Whitmer is expected to propose her first state budget next month. She said that budget will “give our frontline educators the tools they need to address the literacy crisis.”

Her comments come amid a growing chorus from education and business leaders across the state who have called for funding schools differently, giving schools more money for students who cost more to educate, such as those who are learning English or living in poverty. That would be a departure from Michigan’s current system of giving schools largely the same amount per student, regardless of that student’s needs or background.

A report from Michigan State University last month found that Michigan had seen the largest education funding decline in the nation since 2002 and currently has one of the nation’s lowest funding levels for students with disabilities.

Changing school funding could pose a challenge to a Democrat working with a Republican-controlled legislature.

Whitmer’s hourlong speech was greeted warmly by Democrats who cheered her policy proposals but drew less support from people across the aisle.

At one point, she seemed concerned that only Democrats stood to applaud a line about “generations of leadership” failing Michigan children.

“I know Republicans love education, don’t you?” she asked.  

Whitmer invited Marla Williams, who teaches special education at Detroit’s Davison Elementary School, to the speech.
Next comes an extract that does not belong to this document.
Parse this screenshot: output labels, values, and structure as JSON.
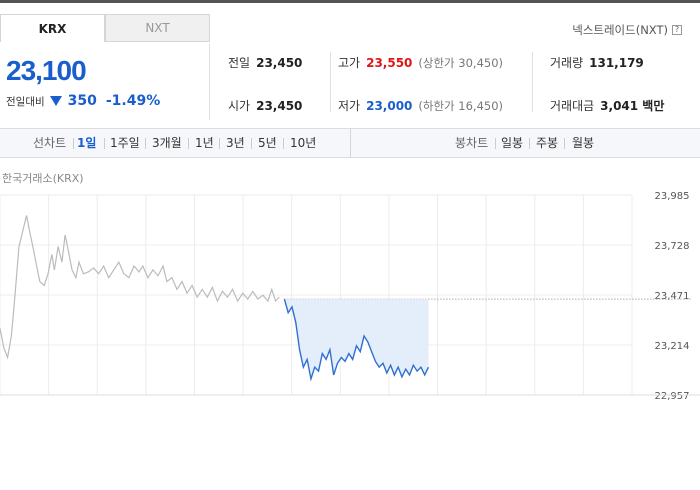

She praised her for “tireless” advocacy that includes visiting children when they’re sick and doing their laundry.

“That’s because she — like so many Michigan educators — knows teaching is more than a career. It’s a calling,” Whitmer said. “I want to send a message to all the devoted educators across Michigan: You’re not failing us. We have been failing you.”

Detroit teacher Marla Williams waves during Michigan Gov. Gretchen Whitmer’s State of the State address.

The only specific education policy proposals Whitmer offered in her speech involved helping high school graduates attain career certificates or college degrees.

She proposed a scholarship program called MI Opportunity Scholarship that would guarantee two years of debt-free community college to qualified high school graduates.

Whitmer said this would make Michigan the first midwestern state to guarantee community college to all residents, but the impact would be minimal in the 15 cities — including Detroit, Flint, Grand Rapids, and Kalamazoo — that already offer free community college through Promise scholarships.

Whitmer’s proposed scholarship would also provide two years of tuition assistance to students seeking four-year degrees at nonprofit colleges and universities. She said the option would be available to all Michigan students who graduate with a B average.

The Detroit Promise scholarship pays the four-year tuition for students who earn a 3.0 grade point average and score above a 21 on the ACT, or a 1060 on the SAT.

Whitmer’s scholarship proposal bears some similarities to a popular Michigan scholarship called the Michigan Merit Award that gave scholarships to students who earned high scores on a state exam. That program was cut from the state budget over a decade ago.